Picks and Pans Review: Rock 'n' Roll Babylon
We're a long way from the time when anyone will have enough perspective to assess what impact rock 'n' roll has had on Western culture. Assuming the eventual answer won't be "none to speak of," though, these two anecdotal books may serve as useful references someday. Charone, a London music writer, makes no pretense at objectivity in her book (Dolphin, $10.95). She once lived with Richards, the Rolling Stones' poisonous-looking, fascinating second banana, and his common-law wife, Anita Pallenberg (inexcusably, she doesn't even mention that fact in the book). She refers to him, in all seriousness, as "a great musician and a fine human being." Her portrait also suffers because it was first published in England in 1979 and includes only a scanty update on the events since, especially Richards' breakup with Pallenberg.

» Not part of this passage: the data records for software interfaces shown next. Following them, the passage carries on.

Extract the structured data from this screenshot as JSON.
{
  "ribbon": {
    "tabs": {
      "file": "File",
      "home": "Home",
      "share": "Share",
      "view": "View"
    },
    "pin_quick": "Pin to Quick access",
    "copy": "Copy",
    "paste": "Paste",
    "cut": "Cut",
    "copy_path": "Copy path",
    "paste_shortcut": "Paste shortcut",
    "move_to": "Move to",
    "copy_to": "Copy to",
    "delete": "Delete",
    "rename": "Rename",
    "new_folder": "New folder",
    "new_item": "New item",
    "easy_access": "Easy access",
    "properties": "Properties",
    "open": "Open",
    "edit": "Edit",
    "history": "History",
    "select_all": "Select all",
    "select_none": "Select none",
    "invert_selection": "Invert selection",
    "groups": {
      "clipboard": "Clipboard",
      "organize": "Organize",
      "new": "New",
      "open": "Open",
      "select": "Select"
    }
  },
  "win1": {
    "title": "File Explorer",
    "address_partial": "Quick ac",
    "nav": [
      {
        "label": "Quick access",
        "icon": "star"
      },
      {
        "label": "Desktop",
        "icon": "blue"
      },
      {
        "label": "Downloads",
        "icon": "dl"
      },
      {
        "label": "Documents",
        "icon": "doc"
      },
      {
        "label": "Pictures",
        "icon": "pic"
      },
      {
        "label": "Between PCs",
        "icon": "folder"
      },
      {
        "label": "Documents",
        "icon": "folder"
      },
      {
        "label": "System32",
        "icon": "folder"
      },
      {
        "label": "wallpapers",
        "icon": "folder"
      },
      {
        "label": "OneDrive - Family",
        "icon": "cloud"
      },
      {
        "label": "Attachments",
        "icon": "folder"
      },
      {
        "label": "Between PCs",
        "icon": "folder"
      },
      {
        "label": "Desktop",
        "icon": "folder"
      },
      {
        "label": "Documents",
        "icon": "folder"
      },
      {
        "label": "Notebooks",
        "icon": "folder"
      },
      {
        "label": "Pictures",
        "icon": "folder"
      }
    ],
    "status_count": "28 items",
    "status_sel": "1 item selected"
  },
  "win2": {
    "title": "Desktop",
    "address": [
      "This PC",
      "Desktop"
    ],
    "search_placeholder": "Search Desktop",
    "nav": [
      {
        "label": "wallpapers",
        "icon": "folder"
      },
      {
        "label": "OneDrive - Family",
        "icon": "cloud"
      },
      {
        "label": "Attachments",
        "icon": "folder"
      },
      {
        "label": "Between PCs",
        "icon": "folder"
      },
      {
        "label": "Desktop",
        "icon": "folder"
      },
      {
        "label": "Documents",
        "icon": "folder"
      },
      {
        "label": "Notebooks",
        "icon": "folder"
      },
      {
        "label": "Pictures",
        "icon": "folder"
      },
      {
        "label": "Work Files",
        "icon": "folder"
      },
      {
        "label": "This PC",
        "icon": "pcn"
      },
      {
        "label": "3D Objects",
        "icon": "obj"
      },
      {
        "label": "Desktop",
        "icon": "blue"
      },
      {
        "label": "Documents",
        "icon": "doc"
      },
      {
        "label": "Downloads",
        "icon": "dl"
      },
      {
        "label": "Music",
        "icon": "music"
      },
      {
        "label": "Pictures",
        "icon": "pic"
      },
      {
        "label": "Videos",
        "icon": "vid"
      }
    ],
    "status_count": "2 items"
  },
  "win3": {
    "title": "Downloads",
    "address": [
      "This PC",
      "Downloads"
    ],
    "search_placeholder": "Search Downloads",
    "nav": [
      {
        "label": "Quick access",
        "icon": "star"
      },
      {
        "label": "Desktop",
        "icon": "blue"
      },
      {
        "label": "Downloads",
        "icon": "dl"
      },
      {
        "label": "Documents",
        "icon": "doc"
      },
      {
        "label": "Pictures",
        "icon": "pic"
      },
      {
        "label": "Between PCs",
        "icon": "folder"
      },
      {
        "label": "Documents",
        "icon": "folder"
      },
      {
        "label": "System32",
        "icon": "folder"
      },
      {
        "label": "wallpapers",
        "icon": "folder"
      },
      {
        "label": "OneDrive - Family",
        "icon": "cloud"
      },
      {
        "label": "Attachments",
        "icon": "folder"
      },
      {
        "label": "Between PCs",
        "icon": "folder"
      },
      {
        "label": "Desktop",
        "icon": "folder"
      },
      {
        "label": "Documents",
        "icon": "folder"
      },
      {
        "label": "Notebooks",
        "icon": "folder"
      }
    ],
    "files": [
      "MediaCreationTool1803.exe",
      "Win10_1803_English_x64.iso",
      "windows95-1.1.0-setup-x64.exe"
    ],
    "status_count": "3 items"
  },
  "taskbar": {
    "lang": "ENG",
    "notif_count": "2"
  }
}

But because she was treated as an insider by the Stones, she has amassed some telling material, notably about Richards' unapologetic attitude toward his drug use and the chronic feuds, artistic and otherwise, between Richards and Mick Jagger. Talking about the band's work on the LP Exile on Main Street in 1971, Richards sneers, "Mick spent most of his time during Exile away, 'cause Bianca was pregnant; ya know, 'royalty is having a baby.' " Jagger, for his part, accuses Richards of having a shaky ego; bassist Bill Wyman agrees: "On the surface Keith seems to be confident but he is insecure, and he hates people to be aware of that." Herman, another British rock writer, chronicles the depressing history of pop musicians' excesses with drugs, sex, violence and idiotic behavior in his volume (Perigee, $9.95). The tales are by now too familiar: Elvis organizing orgies so he could film them, Jim Morrison urinating on the rug of a friend's New York apartment, Joplin and Hendrix skidding toward death, even the sainted John Lennon being thrown out of a Los Angeles nightclub in 1974 after wearing a sanitary napkin on his head and yelling, "Do you know who I am?" Discussing all this sad, unnecessary behavior does point out, however, that much too often what these performers have been engaged in is not healthy rebellion against a rigid Establishment but only stupid, selfish, exploitive tantrums directed against those around them and, ultimately, against themselves.